--- START ---

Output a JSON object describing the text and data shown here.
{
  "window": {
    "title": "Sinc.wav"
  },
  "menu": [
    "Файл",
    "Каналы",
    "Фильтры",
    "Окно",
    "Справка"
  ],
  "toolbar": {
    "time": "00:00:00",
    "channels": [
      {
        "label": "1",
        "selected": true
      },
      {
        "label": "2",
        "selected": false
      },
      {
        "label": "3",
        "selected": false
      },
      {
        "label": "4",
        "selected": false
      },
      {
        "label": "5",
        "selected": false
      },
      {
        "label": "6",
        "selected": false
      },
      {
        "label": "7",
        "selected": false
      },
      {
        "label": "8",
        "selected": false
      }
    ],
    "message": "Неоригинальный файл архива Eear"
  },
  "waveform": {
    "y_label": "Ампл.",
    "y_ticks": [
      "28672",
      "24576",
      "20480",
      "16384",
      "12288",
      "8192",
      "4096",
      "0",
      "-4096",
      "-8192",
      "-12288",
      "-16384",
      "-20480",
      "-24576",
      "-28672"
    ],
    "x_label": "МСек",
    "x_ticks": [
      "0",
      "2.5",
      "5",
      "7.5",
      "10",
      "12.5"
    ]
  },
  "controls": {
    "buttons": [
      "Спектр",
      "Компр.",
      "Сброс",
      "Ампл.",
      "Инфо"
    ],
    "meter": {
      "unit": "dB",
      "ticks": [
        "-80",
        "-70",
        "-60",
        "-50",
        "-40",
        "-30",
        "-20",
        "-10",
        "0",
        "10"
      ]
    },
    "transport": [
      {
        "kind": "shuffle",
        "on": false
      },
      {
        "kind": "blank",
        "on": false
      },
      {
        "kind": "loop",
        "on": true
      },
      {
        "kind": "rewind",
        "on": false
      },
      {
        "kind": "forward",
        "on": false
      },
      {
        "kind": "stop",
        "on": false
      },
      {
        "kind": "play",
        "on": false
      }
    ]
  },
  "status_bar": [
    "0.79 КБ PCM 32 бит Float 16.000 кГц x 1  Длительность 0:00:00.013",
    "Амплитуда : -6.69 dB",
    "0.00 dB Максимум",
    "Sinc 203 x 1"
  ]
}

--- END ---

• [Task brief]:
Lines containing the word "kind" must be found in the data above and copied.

• [Written reply]:
        "kind": "shuffle",
        "kind": "blank",
        "kind": "loop",
        "kind": "rewind",
        "kind": "forward",
        "kind": "stop",
        "kind": "play",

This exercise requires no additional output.